Sophie said, “this wasn’t about my day job it was about what made me feel better when everything’s a little wonky outside these four walls.”
The play room walls are in Setting Plaster by Farrow & Ball which Sophie says is a ‘clever colour” as she also has it upstairs and looks completely different. “Downstairs it’s a neutral, these walls were white for so long and they used to bother me so much. I find doing my home up is constantly evolving, it’s like tending a bush to trying to make it flower in the right season.”
“We’ve lived here for twelve years and I’m a bit fearless when it comes to decorating and I think it’s getting a bit out of control, I think I need to tone down.” The house is a Grade II listed building so nothing can be changed structurally (without permission) so all changes have been cosmetic and the character of the house has remained since it was built in the Victorian era.
Even the downstairs loo is a little jewel box of kitschiness and collections, bursting full of mementoes and it reminded me of all the houses and flats I lived in before I met my husband – I absolutely love a bit of kitsch, but my husband Tom has an aversion to knick-knacks. I was in heaven in Sophie’s house, everywhere you look there is something twinkling or smiling at you!
From the kitchen to the L-shaped dining room where the family spend a lot of their time and you may recognise the fabulous wallpaper! I have the stronger pink version but the Artemis by House of Hackney looks equally as fabulous in the blush pink.
“I love this wallpaper as it’s one of the William Morris inspired designs and this house is part of the Arts and Craft movement so it tied into the history of the house. I think it’s so fun having it in a kitchen as it’s not one you would normally see in a kitchen, but so what, we spend a lot of time in here and I want to have excitement everywhere I look.”
As we make our way into the hallway we couldn’t help but notice the London Toile Wallpaper by Timorous Beasties. ‘What I like about it is that it looks very traditional from a distance but as you get closer there are rather unsettling images of urban life.
When Sophie moved into the house she felt a little intimidated by this living space and unsure what to do – with two large bay windows. She has created two separate spaces – a living room with a fabulous large pink sofa and a cute little snug sofa and a clever mix of eccentric accessories.
The dining area boasts a large dining table, with a family of seven I guess you need it. But it is more for entertaining, one thing, like all of us, Sophie has missed over the last year.
Sophie chose Pigeon by Farrow & Ball for the walls rather than more patterned wallpaper as she wanted all of the larger pieces and prized possessions to sing and not fight for the space. Sophie’s home reflects her mother’s style and growing up she says her house was full of life, fun and never too serious.
“I have five kids and I want them to feel every space, see things and the possibility of where they could lead, be stimulated by stuff, see silly things – it doesn’t have to be serious.”
This house certainly won’t be replicated as it tells Sophie and her family’s story, life and experiences and she says “I don’t feel defined by the things I own, I just enjoy them.”
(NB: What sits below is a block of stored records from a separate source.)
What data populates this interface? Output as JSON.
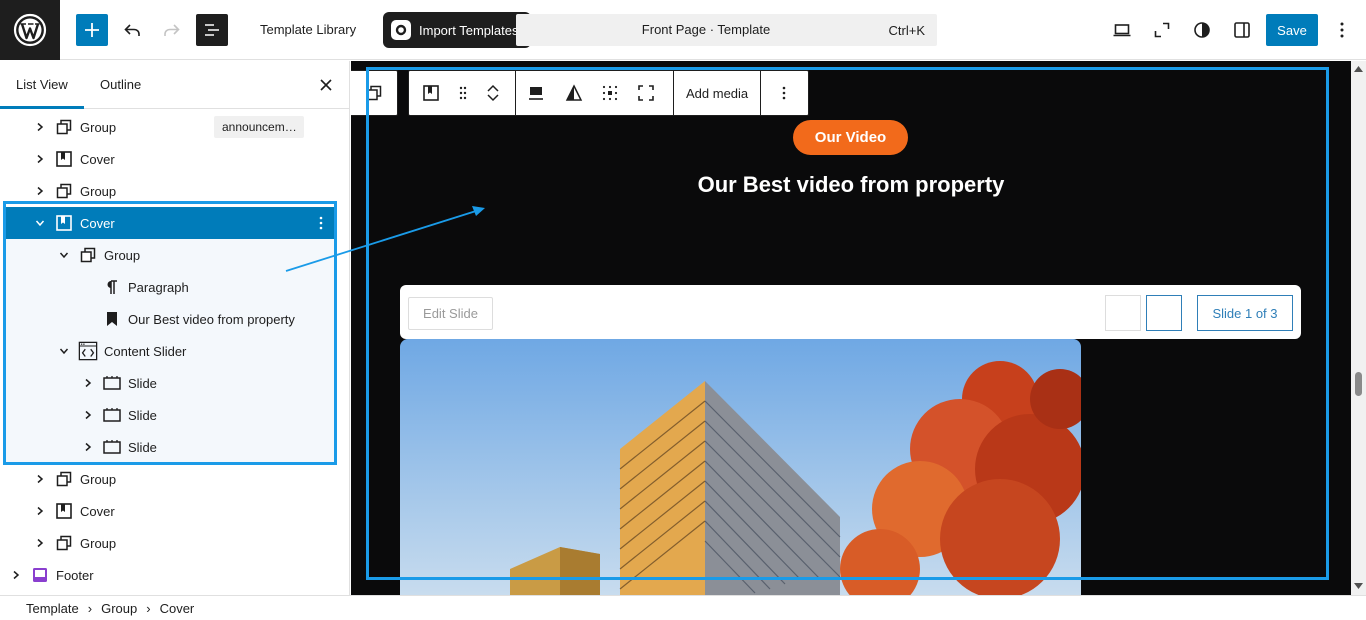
{
  "topbar": {
    "template_library": "Template Library",
    "import_templates": "Import Templates",
    "command_title": "Front Page · Template",
    "shortcut": "Ctrl+K",
    "save": "Save"
  },
  "sidebar": {
    "tabs": [
      "List View",
      "Outline"
    ],
    "anchor_badge": "announcem…",
    "rows": [
      {
        "label": "Group",
        "icon": "group-icon",
        "level": 2,
        "chevron": "right"
      },
      {
        "label": "Cover",
        "icon": "cover-icon",
        "level": 2,
        "chevron": "right"
      },
      {
        "label": "Group",
        "icon": "group-icon",
        "level": 2,
        "chevron": "right"
      },
      {
        "label": "Cover",
        "icon": "cover-icon",
        "level": 2,
        "chevron": "down",
        "selected": true
      },
      {
        "label": "Group",
        "icon": "group-icon",
        "level": 3,
        "chevron": "down"
      },
      {
        "label": "Paragraph",
        "icon": "paragraph-icon",
        "level": 4,
        "chevron": ""
      },
      {
        "label": "Our Best video from property",
        "icon": "bookmark-icon",
        "level": 4,
        "chevron": ""
      },
      {
        "label": "Content Slider",
        "icon": "content-slider-icon",
        "level": 3,
        "chevron": "down"
      },
      {
        "label": "Slide",
        "icon": "slide-icon",
        "level": 4,
        "chevron": "right"
      },
      {
        "label": "Slide",
        "icon": "slide-icon",
        "level": 4,
        "chevron": "right"
      },
      {
        "label": "Slide",
        "icon": "slide-icon",
        "level": 4,
        "chevron": "right"
      },
      {
        "label": "Group",
        "icon": "group-icon",
        "level": 2,
        "chevron": "right"
      },
      {
        "label": "Cover",
        "icon": "cover-icon",
        "level": 2,
        "chevron": "right"
      },
      {
        "label": "Group",
        "icon": "group-icon",
        "level": 2,
        "chevron": "right"
      },
      {
        "label": "Footer",
        "icon": "footer-icon",
        "level": 1,
        "chevron": "right"
      }
    ]
  },
  "canvas": {
    "toolbar_add_media": "Add media",
    "pill": "Our Video",
    "headline": "Our Best video from property",
    "edit_slide": "Edit Slide",
    "slide_count": "Slide 1 of 3"
  },
  "breadcrumb": [
    "Template",
    "Group",
    "Cover"
  ],
  "colors": {
    "accent": "#007cba",
    "annotation": "#1a9be8",
    "pill": "#f26a1b",
    "canvas_bg": "#0a0a0b"
  }
}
The little laundry room, Sophie’s safe space, which was once the ensuite and it was Richard who suggested making this a space for the washing machine and tumble dryer instead. I just love that she has wallpapered in there, as she says “the door is often open so I just thought, why not.”
Every room you walk into you get a sense of fun but they are all very creative.
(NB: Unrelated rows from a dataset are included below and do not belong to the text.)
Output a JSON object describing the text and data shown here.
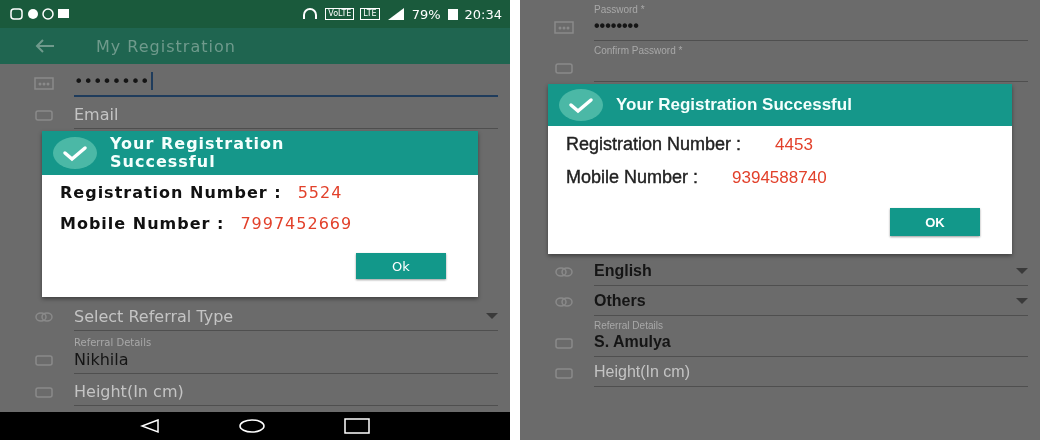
{
  "screens": [
    {
      "status_bar": {
        "badges": [
          "VoLTE",
          "LTE"
        ],
        "battery": "79%",
        "time": "20:34"
      },
      "app_bar": {
        "title": "My Registration"
      },
      "fields_above": [
        {
          "kind": "password",
          "value": "••••••••",
          "focused": true
        },
        {
          "kind": "input",
          "placeholder": "Email"
        }
      ],
      "dialog": {
        "title": "Your Registration Successful",
        "rows": [
          {
            "label": "Registration Number :",
            "value": "5524"
          },
          {
            "label": "Mobile Number :",
            "value": "7997452669"
          }
        ],
        "button": "Ok"
      },
      "fields_below": [
        {
          "kind": "dropdown",
          "placeholder": "Select Referral Type"
        },
        {
          "kind": "input",
          "label": "Referral Details",
          "value": "Nikhila"
        },
        {
          "kind": "input",
          "placeholder": "Height(In cm)"
        }
      ]
    },
    {
      "fields_above": [
        {
          "kind": "password",
          "label": "Password *",
          "value": "••••••••",
          "focused": false
        },
        {
          "kind": "input",
          "label": "Confirm Password *"
        }
      ],
      "dialog": {
        "title": "Your Registration Successful",
        "rows": [
          {
            "label": "Registration Number :",
            "value": "4453"
          },
          {
            "label": "Mobile Number :",
            "value": "9394588740"
          }
        ],
        "button": "OK"
      },
      "fields_below": [
        {
          "kind": "dropdown",
          "value": "English"
        },
        {
          "kind": "dropdown",
          "value": "Others"
        },
        {
          "kind": "input",
          "label": "Referral Details",
          "value": "S. Amulya"
        },
        {
          "kind": "input",
          "placeholder": "Height(In cm)"
        }
      ]
    }
  ]
}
You can listen to Sophie’s podcast Spinning Plates and her autobiography, also called Spinning Plates will be launched in October.
It was such a treat to take a tour of a fellow colour and pattern lover and huge thanks to Sophie for being so welcoming. As always big thanks to Harlequin, our fab producer Kate Taylor from Feast Collective and of course our lovely listeners.